Some preliminary thoughts on conscience
The conscience is something that is little talked about these days. While it is a relatively frequent term in the New Testament, in particular in the Pauline literature, it is nevertheless hard to find books written about it or any significant discussion of it.
One significant exception occurred in the early 1960’s. In 1961 Harvard professor Krister Stendahl started off a firestorm by denying that there was “any evidence that Paul the Christian had suffered under the burden of conscience regarding personal shortcomings which he would label ‘sins’”. In his influential essay The Apostle Paul and the Introspective Conscience of the West, Stendahl argued that the apostle did not regard Christ’s redemption in any sense as the solution to the problem of a guilt-plagued conscience, saying that this was rather an theological importation that had been in the church since the time of Augustine’s Confessions.
Since that time, the literature on Paul has been voluminous (and much of it polemical and in response to thesis’ like Stendahls), but as far as I know there has been very little positive work done on the concept of the conscience in the Bible. However, the concept of the human conscience is clearly in the Scriptures. Historically it has also played a large place in the Reformed tradition (as Stendahl rightly asserts). While I have no developed thoughts about it at the moment, here is a brief (and incomplete) overview of the conscience in the New Testament, focusing only on where the word itself appears, although the thought itself is also present in many passages that lack the direct wording.
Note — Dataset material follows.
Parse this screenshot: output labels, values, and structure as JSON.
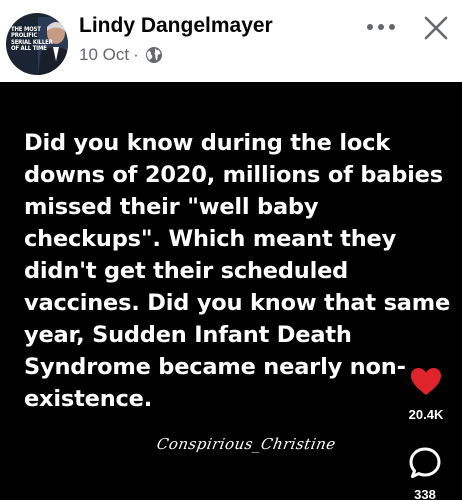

-Paul lived his life in good conscience and took pains to keep his conscience clear (Acts 23:1, 24:16, 2 Tim 1:3)
-We are to obey the governing authorities because of conscience (Rom 13:5)
-The Gentiles are condemned by their conscience (Rom 2:15)
-Wounding the conscience of a weaker brother by exercising our freedom in Christ is a sin (1 Cor 8:12)
-Paul’s clear conscience was his boast (2 Cor 1:12)
-Paul commended himself to the consciences of others (2 Cor 4:2)
-Paul aimed for his teaching to produce love flowing from a good conscience (1 Tim 1:5)
-Timothy was told to hold a good conscience (1 Tim 1:19)
-The conscience can be seared (1 Tim 4:2, Tit 1:15)
-Christ purifies and perfects our consciences (Heb 9:9, 14, 10:22)
-Believers are to have a good conscience (1 Pet 3:16)
And to testify to the Reformed tradition, here are two ways in which the conscience is viewed in the Book of Church Order of the Presbyterian Church in America (PCA).
“God alone is Lord of the conscience and has left it free from any doctrines or commandments of men (a) which are in any respect contrary to the Word of God, or (b) which, in regard to matters of faith and worship, are not governed by the Word of God. Therefore, the rights of private judgment in all matters that respect religion are universal and inalienable.” (PCA BCO I.II.I)
“All church power, whether exercised by the body in general, or by representation, is only ministerial and declarative since the Holy Scriptures are the only rule of faith and practice. No church judicatory may make laws to bind the conscience.” (PCA BCO, Preface II.7)
I find this idea of the conscience particularly interesting firstly because it seems under-explored, and secondly because it is incredibly relevant. While the West may have misunderstood the conscience (which I think remains to be seen), nevertheless, as we understand ourselves, what Western person does not deal with their conscience on a daily basis? This daily pervasiveness of the conscience surely renders it as something which deserves more thought than it gets. Maybe psychologists think about this a lot more?
In any event, there is a somewhat wandering salvo of opening thoughts. As it seems to me, our understanding of the conscience has incredible relevance for our understanding and handling of:
-Evangelism and conviction of sin
-Assurance of salvation
-It’s relationship to general revelation
-Many other things which I can’t think of right now.
More on the conscience to come in the future.